Since .fr policy changed, local authorities and governments are furious: Everyone is now free to register their name! And there are 36,778 cities in France (yes 36,778, due to historical reasons!), 2,400 communities of municipalites, 100 departments and 26 regions (who said French administration is complex?).
Several French Senators wrote a statute proposal to protect the local bodies names. This text has been discussed and modified by a Senate Committee (see the 50 pages report), and should be discussed in chamber on June 22.

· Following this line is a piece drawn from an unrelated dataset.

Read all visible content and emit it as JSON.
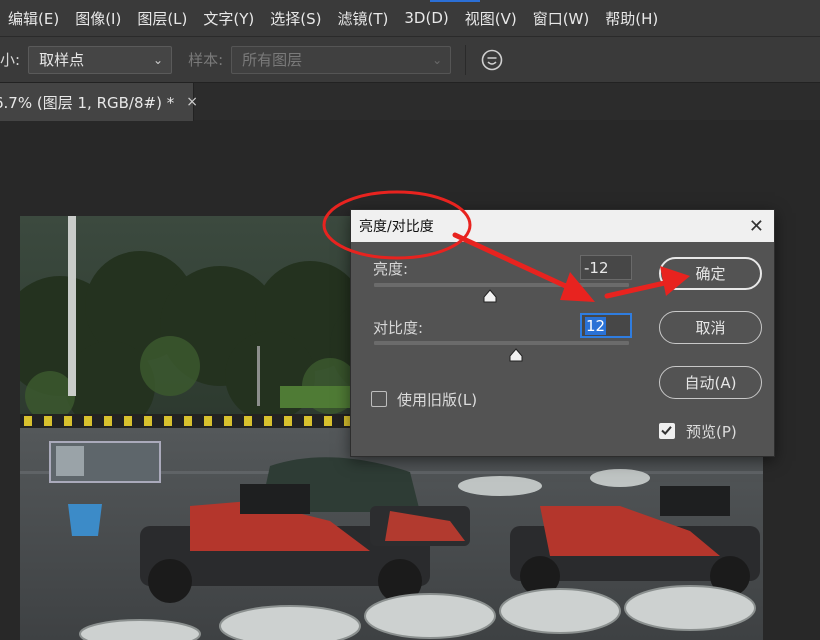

Its first article prevents anyone from registering the local bodies names (except with permission). The second article prevents anyone from registering the names of the Parliament assemblies. The third one forbids the registration of the names of the persons holding elective office. Registrars have the duty to enforce all these rules, which apply to the national domain (no definition is given: .fr only, or both .fr and .re?).
The fourth article adds that registration in the national domain, or by a resident in France, shall not violate the rights local bodies have on their names, or harm their image or reputation.
If this text is enacted, it would be a new example of legislation applying to the domain name system, after the Dot Kids Implementation and Efficiency Act of 2002 and the European Community Regulation laying down public policy rules concerning the implementation and functions of the .eu TLD and the principles governing registration.
[UPDATE: also published on ICANNwatch]